By keeping products in use for a longer period of time, there will be a reduced need to mine natural resources and produce new materials. Likewise, agricultural systems can be designed to more effectively sequester carbon dioxide into the soil.
“[The circular economy is] about rethinking business models, product design, material choice, and broader economic systems. It’s about redesigning the way we make and use everything.” — Rob Opsomer (KSM '13), Executive Lead for Systemic Initiatives at the Ellen MacArthur Foundation
“By applying circular principles, you keep all of that energy in a closed-loop system… You increase the return on invested energy,” he says.
Opsomer’s work at the Foundation doesn’t stop at climate change. He has played a leading role in the New Plastics Economy initiative, which has mobilized more than 1,000 organizations—including companies representing 20% of all plastic packaging produced globally—to drastically reduce plastic pollution by the year 2025.
“Pretty much everything I learned at Northwestern is relevant for the work that I do today,” Opsomer says. “I use skills like strategy, coaching, leadership, and finance as we try and transform industries and ultimately the nature of the entire global economy.”
To Northwestern graduates looking to learn from his career path, Opsomer suggests working outside of the circular economy arena to gain a broader perspective.

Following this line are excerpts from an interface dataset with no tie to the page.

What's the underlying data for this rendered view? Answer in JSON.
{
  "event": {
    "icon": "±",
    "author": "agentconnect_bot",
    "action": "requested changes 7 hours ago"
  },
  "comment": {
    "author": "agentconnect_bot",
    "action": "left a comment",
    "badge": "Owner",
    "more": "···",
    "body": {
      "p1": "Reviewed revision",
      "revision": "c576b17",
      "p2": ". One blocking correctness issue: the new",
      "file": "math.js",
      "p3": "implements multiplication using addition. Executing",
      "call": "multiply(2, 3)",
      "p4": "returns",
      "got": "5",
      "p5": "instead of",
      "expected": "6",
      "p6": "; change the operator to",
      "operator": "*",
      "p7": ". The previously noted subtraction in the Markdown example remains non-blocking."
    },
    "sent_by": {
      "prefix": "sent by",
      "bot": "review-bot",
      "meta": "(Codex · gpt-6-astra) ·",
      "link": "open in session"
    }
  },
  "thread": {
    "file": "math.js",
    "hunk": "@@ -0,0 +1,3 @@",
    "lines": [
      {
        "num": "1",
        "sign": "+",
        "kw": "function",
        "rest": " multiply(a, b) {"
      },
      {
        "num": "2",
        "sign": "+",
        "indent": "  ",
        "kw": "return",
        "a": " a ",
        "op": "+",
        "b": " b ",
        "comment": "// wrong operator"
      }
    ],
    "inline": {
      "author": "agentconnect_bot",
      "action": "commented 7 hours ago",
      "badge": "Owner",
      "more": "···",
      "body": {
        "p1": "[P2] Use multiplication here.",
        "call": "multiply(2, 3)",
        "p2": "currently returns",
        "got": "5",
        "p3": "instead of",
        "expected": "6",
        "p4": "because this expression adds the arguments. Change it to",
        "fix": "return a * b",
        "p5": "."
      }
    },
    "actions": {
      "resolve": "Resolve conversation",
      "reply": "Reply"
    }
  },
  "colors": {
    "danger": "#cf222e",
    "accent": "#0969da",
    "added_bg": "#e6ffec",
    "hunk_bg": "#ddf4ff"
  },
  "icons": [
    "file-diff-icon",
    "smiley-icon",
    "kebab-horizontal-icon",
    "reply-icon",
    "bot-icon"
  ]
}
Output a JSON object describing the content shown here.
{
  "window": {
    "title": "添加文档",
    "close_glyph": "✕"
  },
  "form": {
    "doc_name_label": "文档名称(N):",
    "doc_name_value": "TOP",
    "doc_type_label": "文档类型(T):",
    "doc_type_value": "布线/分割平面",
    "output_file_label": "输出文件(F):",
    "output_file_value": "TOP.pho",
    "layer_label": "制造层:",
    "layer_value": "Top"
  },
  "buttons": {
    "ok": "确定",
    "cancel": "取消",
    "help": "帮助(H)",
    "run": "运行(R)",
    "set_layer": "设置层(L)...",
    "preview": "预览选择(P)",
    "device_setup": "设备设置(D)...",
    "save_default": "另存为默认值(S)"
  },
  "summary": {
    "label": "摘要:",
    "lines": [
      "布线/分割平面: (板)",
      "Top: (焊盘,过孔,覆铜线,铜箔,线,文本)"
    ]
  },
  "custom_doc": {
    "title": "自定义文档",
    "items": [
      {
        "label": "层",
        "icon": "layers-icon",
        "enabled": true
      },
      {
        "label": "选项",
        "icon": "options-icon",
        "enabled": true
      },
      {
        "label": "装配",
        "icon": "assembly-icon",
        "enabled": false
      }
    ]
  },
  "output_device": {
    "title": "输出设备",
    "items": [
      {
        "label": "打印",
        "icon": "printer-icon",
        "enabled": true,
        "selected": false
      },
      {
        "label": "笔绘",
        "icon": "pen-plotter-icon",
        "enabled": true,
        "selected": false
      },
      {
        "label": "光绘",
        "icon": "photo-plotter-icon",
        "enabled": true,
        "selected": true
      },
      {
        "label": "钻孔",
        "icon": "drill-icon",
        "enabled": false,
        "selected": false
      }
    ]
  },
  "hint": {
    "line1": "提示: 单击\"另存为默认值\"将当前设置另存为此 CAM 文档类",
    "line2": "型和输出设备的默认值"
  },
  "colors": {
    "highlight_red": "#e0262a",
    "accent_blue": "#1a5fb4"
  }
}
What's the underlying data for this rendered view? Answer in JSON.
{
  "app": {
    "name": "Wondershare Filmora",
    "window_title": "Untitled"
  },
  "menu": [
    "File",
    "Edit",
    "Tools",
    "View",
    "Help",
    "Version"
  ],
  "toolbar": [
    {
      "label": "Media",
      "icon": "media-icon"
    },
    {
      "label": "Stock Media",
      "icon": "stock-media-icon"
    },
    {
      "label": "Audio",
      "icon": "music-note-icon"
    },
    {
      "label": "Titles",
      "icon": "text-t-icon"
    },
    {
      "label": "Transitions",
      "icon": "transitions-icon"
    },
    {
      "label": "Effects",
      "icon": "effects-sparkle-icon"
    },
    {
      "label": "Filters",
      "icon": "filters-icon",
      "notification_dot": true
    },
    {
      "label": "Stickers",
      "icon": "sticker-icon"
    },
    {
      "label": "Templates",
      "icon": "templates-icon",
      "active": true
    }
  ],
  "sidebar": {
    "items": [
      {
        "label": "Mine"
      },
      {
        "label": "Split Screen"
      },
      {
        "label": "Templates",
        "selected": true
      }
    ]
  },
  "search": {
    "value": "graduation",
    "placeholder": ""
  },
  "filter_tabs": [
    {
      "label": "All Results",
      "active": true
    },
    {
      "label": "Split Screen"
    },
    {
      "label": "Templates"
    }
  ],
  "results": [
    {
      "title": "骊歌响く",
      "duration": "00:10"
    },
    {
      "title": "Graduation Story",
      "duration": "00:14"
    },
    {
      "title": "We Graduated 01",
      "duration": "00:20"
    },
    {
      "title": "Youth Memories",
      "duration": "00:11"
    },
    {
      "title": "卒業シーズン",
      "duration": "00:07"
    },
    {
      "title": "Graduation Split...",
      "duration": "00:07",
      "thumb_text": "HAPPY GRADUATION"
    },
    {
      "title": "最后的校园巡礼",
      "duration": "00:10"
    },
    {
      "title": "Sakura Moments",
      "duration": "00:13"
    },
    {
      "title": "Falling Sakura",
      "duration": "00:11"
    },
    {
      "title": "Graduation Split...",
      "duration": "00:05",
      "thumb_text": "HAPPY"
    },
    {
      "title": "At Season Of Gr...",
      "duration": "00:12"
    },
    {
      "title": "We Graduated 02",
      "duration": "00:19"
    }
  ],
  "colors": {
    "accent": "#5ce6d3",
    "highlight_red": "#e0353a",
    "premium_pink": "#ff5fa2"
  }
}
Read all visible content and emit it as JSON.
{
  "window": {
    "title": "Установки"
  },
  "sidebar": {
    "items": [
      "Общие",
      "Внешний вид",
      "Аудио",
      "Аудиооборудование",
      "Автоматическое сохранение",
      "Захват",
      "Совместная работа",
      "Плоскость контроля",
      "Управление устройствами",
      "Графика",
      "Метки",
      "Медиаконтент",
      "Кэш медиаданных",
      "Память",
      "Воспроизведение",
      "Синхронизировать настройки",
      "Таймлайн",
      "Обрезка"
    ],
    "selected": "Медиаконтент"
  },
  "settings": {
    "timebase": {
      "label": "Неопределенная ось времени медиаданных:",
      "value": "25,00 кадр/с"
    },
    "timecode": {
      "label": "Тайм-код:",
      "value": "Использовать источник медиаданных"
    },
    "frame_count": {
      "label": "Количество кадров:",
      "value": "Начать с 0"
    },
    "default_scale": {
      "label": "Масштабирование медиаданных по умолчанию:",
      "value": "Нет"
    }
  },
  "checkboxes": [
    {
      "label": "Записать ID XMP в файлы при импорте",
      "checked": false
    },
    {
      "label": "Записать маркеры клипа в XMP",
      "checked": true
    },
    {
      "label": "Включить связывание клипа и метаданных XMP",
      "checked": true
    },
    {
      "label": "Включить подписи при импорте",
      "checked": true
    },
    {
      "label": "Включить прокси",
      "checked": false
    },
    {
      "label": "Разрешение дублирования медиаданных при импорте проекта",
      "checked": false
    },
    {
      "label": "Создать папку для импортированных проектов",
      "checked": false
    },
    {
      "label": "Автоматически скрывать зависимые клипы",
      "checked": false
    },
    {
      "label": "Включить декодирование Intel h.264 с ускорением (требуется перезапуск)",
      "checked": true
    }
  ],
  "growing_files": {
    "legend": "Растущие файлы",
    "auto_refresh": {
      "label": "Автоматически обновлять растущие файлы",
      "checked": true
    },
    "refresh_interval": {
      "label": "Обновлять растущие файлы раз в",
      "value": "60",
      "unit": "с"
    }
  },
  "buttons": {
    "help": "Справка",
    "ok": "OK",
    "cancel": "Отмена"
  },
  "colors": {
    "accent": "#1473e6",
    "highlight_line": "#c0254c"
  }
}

“Whether you’re into marketing, finance, product design, policy making, or you name it, there’s a role for everyone to play... My advice is to work for a couple of years in a regular environment, and then switch to something more mission-oriented or circular economy-focused. It can help you become really good at what you do, provide a broader perspective, and connect with other people.”